====== DATA TO USE ======

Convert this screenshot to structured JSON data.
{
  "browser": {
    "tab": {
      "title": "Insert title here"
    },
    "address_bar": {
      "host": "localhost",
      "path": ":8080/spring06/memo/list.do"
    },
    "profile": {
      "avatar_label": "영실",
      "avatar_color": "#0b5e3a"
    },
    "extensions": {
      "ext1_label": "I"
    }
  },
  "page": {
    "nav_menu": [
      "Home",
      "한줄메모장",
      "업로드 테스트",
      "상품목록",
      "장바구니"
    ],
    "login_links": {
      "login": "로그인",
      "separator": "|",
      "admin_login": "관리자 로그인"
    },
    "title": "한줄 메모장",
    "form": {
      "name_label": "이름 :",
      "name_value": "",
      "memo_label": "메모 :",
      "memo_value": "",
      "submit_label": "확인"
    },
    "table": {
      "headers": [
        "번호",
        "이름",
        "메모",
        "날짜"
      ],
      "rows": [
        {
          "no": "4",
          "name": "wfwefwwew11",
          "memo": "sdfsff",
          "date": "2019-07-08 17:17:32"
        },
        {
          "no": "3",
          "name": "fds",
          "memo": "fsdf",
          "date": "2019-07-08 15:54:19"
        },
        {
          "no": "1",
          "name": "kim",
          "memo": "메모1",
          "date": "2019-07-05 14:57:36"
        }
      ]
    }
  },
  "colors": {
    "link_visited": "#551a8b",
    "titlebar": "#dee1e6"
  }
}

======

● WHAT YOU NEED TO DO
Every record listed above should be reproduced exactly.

● WRITTEN RESPONSE
Convert this screenshot to structured JSON data.
{
  "browser": {
    "tab": {
      "title": "Insert title here"
    },
    "address_bar": {
      "host": "localhost",
      "path": ":8080/spring06/memo/list.do"
    },
    "profile": {
      "avatar_label": "영실",
      "avatar_color": "#0b5e3a"
    },
    "extensions": {
      "ext1_label": "I"
    }
  },
  "page": {
    "nav_menu": [
      "Home",
      "한줄메모장",
      "업로드 테스트",
      "상품목록",
      "장바구니"
    ],
    "login_links": {
      "login": "로그인",
      "separator": "|",
      "admin_login": "관리자 로그인"
    },
    "title": "한줄 메모장",
    "form": {
      "name_label": "이름 :",
      "name_value": "",
      "memo_label": "메모 :",
      "memo_value": "",
      "submit_label": "확인"
    },
    "table": {
      "headers": [
        "번호",
        "이름",
        "메모",
        "날짜"
      ],
      "rows": [
        {
          "no": "4",
          "name": "wfwefwwew11",
          "memo": "sdfsff",
          "date": "2019-07-08 17:17:32"
        },
        {
          "no": "3",
          "name": "fds",
          "memo": "fsdf",
          "date": "2019-07-08 15:54:19"
        },
        {
          "no": "1",
          "name": "kim",
          "memo": "메모1",
          "date": "2019-07-05 14:57:36"
        }
      ]
    }
  },
  "colors": {
    "link_visited": "#551a8b",
    "titlebar": "#dee1e6"
  }
}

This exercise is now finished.